At Datadog, we're really into metrics. We love them, we store them, but we also generate them. To do that, you need to juggle with integers that are incremented, also known as counters.

While having an integer that changes its value sounds dull, it might not be without some surprises in certain circumstances. Let's dive in.

The Straightforward Implementation

class SingleThreadCounter(object):
	def __init__(self):
    	self.value = 0
    def increment(self):
        self.value += 1

Pretty easy, right?

Well, not so fast, buddy. As the class name implies, this works fine with a single-threaded application. Let's take a look at the instructions in the increment method:

>>> import dis
>>> dis.dis("self.value += 1")
  1           0 LOAD_NAME                0 (self)
              2 DUP_TOP
              4 LOAD_ATTR                1 (value)
              6 LOAD_CONST               0 (1)
              8 INPLACE_ADD
             10 ROT_TWO
             12 STORE_ATTR               1 (value)
             14 LOAD_CONST               1 (None)
             16 RETURN_VALUE

The self.value +=1 line of code generates 8 different operations for Python. Operations that could be interrupted at any time in their flow to switch to a different thread that could also increment the counter.

Indeed, the += operation is not atomic: one needs to do a LOAD_ATTR to read the current value of the counter, then an INPLACE_ADD to add 1, to finally STORE_ATTR to store the final result in the value attribute.

If another thread executes the same code at the same time, you could end up with adding 1 to an old value:

Thread-1 reads the value as 23
Thread-1 adds 1 to 23 and get 24
Thread-2 reads the value as 23
Thread-1 stores 24 in value
Thread-2 adds 1 to 23
Thread-2 stores 24 in value

Boom. Your Counter class is not thread-safe. 😭

The Thread-Safe Implementation

To make this thread-safe, a lock is necessary. We need a lock each time we want to increment the value, so we are sure the increments are done serially.

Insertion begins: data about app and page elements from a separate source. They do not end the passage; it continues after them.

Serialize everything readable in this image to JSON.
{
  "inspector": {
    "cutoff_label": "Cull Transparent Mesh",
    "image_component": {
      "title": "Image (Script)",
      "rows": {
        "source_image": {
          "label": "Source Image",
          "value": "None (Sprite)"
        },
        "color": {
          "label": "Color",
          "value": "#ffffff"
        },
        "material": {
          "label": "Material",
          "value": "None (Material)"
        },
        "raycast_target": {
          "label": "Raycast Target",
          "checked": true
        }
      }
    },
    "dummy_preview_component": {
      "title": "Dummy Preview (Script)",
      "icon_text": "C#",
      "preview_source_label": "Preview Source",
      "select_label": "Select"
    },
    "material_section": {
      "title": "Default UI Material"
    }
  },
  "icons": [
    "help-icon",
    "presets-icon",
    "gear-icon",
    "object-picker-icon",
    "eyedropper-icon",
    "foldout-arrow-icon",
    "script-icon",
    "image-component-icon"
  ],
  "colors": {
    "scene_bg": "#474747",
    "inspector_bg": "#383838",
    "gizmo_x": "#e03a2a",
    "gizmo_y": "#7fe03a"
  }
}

import threading

class FastReadCounter(object):
    def __init__(self):
        self.value = 0
        self._lock = threading.Lock()
    def increment(self):
        with self._lock:
            self.value += 1

This implementation is thread-safe. There is no way for multiple threads to increment the value at the same time, so there's no way that an increment is lost.

The only downside of this counter implementation is that you need to lock the counter each time you need to increment. There might be much contention around this lock if you have many threads updating the counter.

On the other hand, if it's barely updated and often read, this is an excellent implementation of a thread-safe counter.

A Fast Write Implementation

There's a way to implement a thread-safe counter in Python that does not need to be locked on write. It's a trick that should only work on CPython because of the Global Interpreter Lock.

While everybody is unhappy with it, this time, the GIL is going to help us. When a C function is executed and does not do any I/O, it cannot be interrupted by any other thread. It turns out there's a counter-like class implemented in Python: itertools.count.

We can use this count class as our advantage by avoiding the need to use a lock when incrementing the counter.

If you read the documentation for itertools.count, you'll notice that there's no way to read the current value of the counter. This is tricky, and this is where we'll need to use a lock to bypass this limitation. Here's the code:

import itertools
import threading

class FastWriteCounter(object):
    def __init__(self):
        self._number_of_read = 0
        self._counter = itertools.count()
        self._read_lock = threading.Lock()

    def increment(self):

    def value(self):
        with self._read_lock:
            value = next(self._counter) - self._number_of_read
            self._number_of_read += 1
        return value

The increment code is quite simple in this case: the counter is just incremented without any lock. The GIL protects concurrent access to the internal data structure in C, so there's no need for us to lock anything.

On the other hand, Python does not provide any way to read the value of an itertools.count object. We need to use a small trick to get the current value. The value method increments the counter and then gets the value while subtracting the number of times the counter has been read (and therefore incremented for nothing).

This counter is, therefore, lock-free for writing, but not for reading. The opposite of our previous implementation

Measuring Performance

After writing all of this code, I wanted to make sure how the different implementations impacted speed. Using the timeit module and my fancy laptop, I've measured the performance of reading and writing to this counter.

Operation SingleThreadCounter FastReadCounter FastWriteCounter
increment 176 ns 390 ns 169 ns
value 26 ns 26 ns 529 ns

I'm glad that the performance measurements in practice match the theory 😅. Both SingleThreadCounter and FastReadCounter have the same performance for reading. Since they use a simple variable read, it makes absolute sense.

The same goes for SingleThreadCounter and FastWriteCounter, which have the same performance for incrementing the counter. Again they're using the same kind of lock-free code to add 1 to an integer, making the code fast.


It's pretty obvious, but if you're using a single-threaded application and do not have to care about concurrent access, you should stick to using a simple incremented integer.

For fun, I've published a Python package named fastcounter that provides those classes. The sources are available on GitHub. Enjoy!